P1030280Some time went by.  I may have passed out or slept or something.  I got up after Lydia climbed up on the bed and started pulling on me.  Later, I was cleaning up the room and got a closer look at her drawing papers.

That blue scribbling at the bottom of the page at right doesn’t look like just an aimless scribble.  Might there be some eyes on a face there?  Is it just my imagination that makes that look sort of like some sort of elephant (with one sock foot)?

P1030281Even more intriguing is the page where Lydia drew after getting hold of a pen.  I really think I see a happy face there!  By this Halloween, she may be drawing her own jack-o’-lanterns.

Watching the fascinating processes of my child’s learning the different things a word can mean and learning to draw works for me!

HVAC Hacks: Energy-Saving Improvements You Can Make Yourself

HVAC=Heating, Ventilation, Air Conditioning–the system of ducts that brings hot and/or cold air to the rooms of a building. The advice here applies to systems that deliver only heat or only AC, as well as those that do both.
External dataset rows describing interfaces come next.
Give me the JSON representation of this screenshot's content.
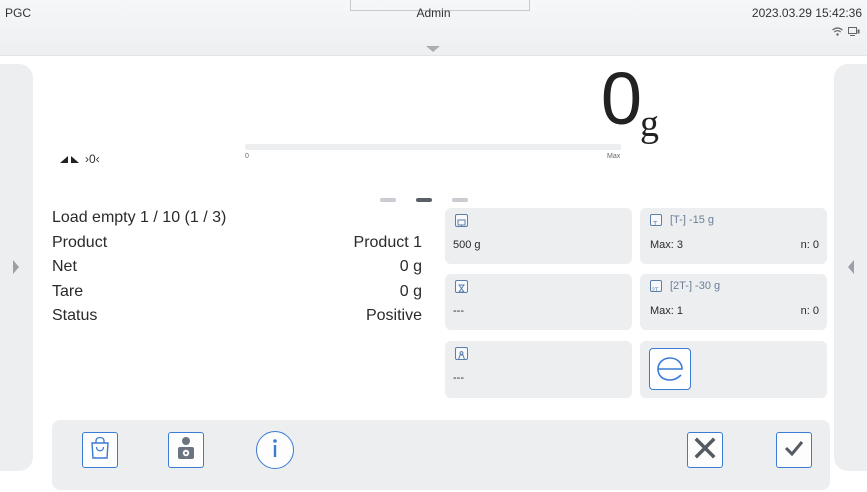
{
  "topbar": {
    "left": "PGC",
    "center": "Admin",
    "datetime": "2023.03.29 15:42:36",
    "icons": [
      "wifi-icon",
      "network-icon"
    ]
  },
  "display": {
    "weight": "0",
    "unit": "g",
    "zero_indicator": "›0‹",
    "bar_min": "0",
    "bar_max": "Max"
  },
  "pages": {
    "count": 3,
    "active": 2
  },
  "info": [
    {
      "label": "Load empty 1 / 10 (1 / 3)",
      "value": ""
    },
    {
      "label": "Product",
      "value": "Product 1"
    },
    {
      "label": "Net",
      "value": "0 g"
    },
    {
      "label": "Tare",
      "value": "0 g"
    },
    {
      "label": "Status",
      "value": "Positive"
    }
  ],
  "widgets": {
    "threshold": {
      "value": "500 g"
    },
    "timer": {
      "value": "---"
    },
    "weight_icon": {
      "value": "---"
    },
    "tare1": {
      "header": "[T-]   -15 g",
      "max": "Max: 3",
      "n": "n: 0"
    },
    "tare2": {
      "header": "[2T-]   -30 g",
      "max": "Max: 1",
      "n": "n: 0"
    }
  },
  "toolbar": {
    "buttons": [
      "product-bag-button",
      "operator-button",
      "info-button",
      "cancel-button",
      "confirm-button"
    ]
  },
  "colors": {
    "accent": "#3a7bd5",
    "panel": "#eceef0",
    "dark": "#5a5f66"
  }
}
This is a guest post by Ryan Martin at Home Improvement Leads, who connects quality contractors to homeowners to give them the best home improvement experience possible. They specialize in solar, roofing, and HVAC lead generation for contractors.

We all want to spend less money on energy at home, but sometimes costly HVAC updates and repairs aren’t quite worth the savings they provide over time. Thankfully, there are improvements you can complete yourself for a fraction of what it would cost to have them done professionally. Home Improvement Leads offers a few suggestions for making your home more energy efficient on a budget.

Add Insulation in the Attic

Proper insulation in the attic or the area above the garage is crucial. Since these areas are not climate-controlled, you must use a thermal barrier to stop heat transfer between the attic or crawlspace and your house. If you don’t, heat will more easily enter your home in the summer and exit your home in winter, making everyone uncomfortable and forcing your HVAC to work harder. Read more of this post